2,000 MWh? Holy anodes, Batman. Musk told those on the earnings call that Tesla expects to see a significant increase in battery cells from its existing suppliers and has contracts with them to nearly double their cell supply in 2022. It is thinking of overshooting cell supply estimates for vehicles and routing excess batteries to Megapack and Powerwall production.

Are the latest 4680 battery cells destined for energy storage purposes, asked Pierre Feragu? Is Tesla planning to share its 4680 technology with its suppliers, so they can manufacture those cells? Musk did not specifically answer that question, so draw your own conclusions.

A few weeks before the earnings call, Tesla updated the order page for the Megapack with new details and prices. It now shows the Megapack has a starting price of about $1.2 million per unit, depending on which state or US territory the installation will take place in. Potential Tesla customers can order up to 1,000 Megapacks, which would cost around $850 million. That works out to $278 per kWh installed. Related story from last October: “Tesla Megapack, Powerpack, & Powerwall Battery Storage Prices Per KWh — Exclusive.

Is Musk’s prediction that energy storage could become a major source of income for Tesla correct? It certainly seems that way, particularly if it can obtain the battery cells it needs to meet the demand. Having enough orders to keep its energy storage division busy for the next 18 months certainly seems to be a hopeful sign and one that many analysts and Tesla watchers overlook.

Tesla’s Solar Roof may or may not ever take off, but its energy storage business is certainly in high gear. As more utility companies see their competitors adding grid-scale battery storage and reaping the rewards, business is only going to get better.

Appreciate CleanTechnica’s originality? Consider becoming a CleanTechnica Member, Supporter, Technician, or Ambassador — or a patron on Patreon.


 



 


Have a tip for CleanTechnica, want to advertise, or want to suggest a guest for our CleanTech Talk podcast? Contact us here.

PlatoAi. Web3 Reimagined.
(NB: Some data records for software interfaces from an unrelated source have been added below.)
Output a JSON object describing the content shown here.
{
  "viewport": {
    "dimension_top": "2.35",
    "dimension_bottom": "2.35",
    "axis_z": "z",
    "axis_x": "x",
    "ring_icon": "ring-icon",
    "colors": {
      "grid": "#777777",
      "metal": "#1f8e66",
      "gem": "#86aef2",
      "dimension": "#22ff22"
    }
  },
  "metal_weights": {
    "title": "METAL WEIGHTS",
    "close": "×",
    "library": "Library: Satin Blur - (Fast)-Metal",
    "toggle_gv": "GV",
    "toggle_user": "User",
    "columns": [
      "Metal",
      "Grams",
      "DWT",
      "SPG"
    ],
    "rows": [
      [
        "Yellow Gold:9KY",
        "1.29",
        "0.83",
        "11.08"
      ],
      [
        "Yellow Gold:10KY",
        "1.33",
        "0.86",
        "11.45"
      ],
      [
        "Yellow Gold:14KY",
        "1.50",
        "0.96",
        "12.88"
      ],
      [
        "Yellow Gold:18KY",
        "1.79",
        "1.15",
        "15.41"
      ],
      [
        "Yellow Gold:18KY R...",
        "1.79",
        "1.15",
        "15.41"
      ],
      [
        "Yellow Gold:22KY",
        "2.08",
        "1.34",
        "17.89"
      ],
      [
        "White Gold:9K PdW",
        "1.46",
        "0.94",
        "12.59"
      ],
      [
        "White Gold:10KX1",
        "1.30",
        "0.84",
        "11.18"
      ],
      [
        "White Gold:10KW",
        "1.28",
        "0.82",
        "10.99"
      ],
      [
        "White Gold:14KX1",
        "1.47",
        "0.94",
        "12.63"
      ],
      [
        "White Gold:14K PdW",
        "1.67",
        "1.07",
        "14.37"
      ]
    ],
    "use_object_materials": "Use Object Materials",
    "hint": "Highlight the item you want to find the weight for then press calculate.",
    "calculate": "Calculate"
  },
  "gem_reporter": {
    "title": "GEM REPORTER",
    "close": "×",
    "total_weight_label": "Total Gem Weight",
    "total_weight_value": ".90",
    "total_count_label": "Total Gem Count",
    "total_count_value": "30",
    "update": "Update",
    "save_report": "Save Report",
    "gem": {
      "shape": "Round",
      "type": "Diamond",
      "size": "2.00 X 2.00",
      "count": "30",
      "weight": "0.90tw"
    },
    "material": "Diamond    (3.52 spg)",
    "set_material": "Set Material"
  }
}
Data Intelligence Amplified.
Click here to access.

Source: https://cleantechnica.com/2021/07/28/want-a-tesla-megapack-get-in-line-and-wait-your-turn/

Continue Reading
Aviation5 days ago

Legendary F-14 Pilot Dale ‘Snort’ Snodgrass Dies In A Tragic Plane Crash

watch-live-russias-pirs-module-set-to-depart-space-station-today.jpg
Aerospace4 days ago

Watch live: Russia’s Pirs module set to depart space station today

Esports4 days ago

Genshin Impact Sacred Sakura Cleansing Ritual Quest Guide

Esports4 days ago

Genshin Impact Sacrificial Offering: How to Complete

Esports3 days ago

League of Legends Wild Rift Patch 2.4 Release Date

Esports4 days ago

Best bot lane Pokémon on Pokémon UNITE

Esports5 days ago

Where to Find Rivercress Stem in New World

Energy4 days ago

NexGen Announces Commencement of 2021 Field and Regional Exploration Drilling Programs at the Rook I Property

Crowdfunding4 days ago

Digital Asset Firm Kraken Releases Report on Benefits of Centralized Finance Platforms Amid DeFi Boom

AR/VR20 hours ago

Review: Winds & Leaves

Esports5 days ago

Pokémon UNITE Crustle Build

Blockchain4 days ago

Ethereum 2.0 Exceeds 200K Validators, Has 6.6 Million ETH in Staking

Esports5 days ago

PUBG Mobile Global Championship (PMGC) 2021 unveiled with $6 million prize pool

Energy4 days ago

Nowa umowa partnerska Shanghai Electric zawarta podczas WAIC 2021 doprowadzi do rozwoju i przemiany wielu branż dzięki transformacji cyfrowej

Blockchain3 days ago

Ethereum Inventor Debuts As An Actor? Joins Mila Kunis In NFT-Based Show

Esports5 days ago

How to Beat Alastor the Vigilant in New World

Esports3 days ago

TFT Set 5.5 11.15 B-patch nerfs Hecarim, Lucian, and Irelia

Esports5 days ago

Best Wigglytuff build in Pokémon UNITE

Fintech3 days ago

Finding the right balance with hybrid client experiences

Energy3 days ago

SOL: Sasol Limited – Production And Sales Metrics And Financial Results For The Year Ended 30 June 2021

Trending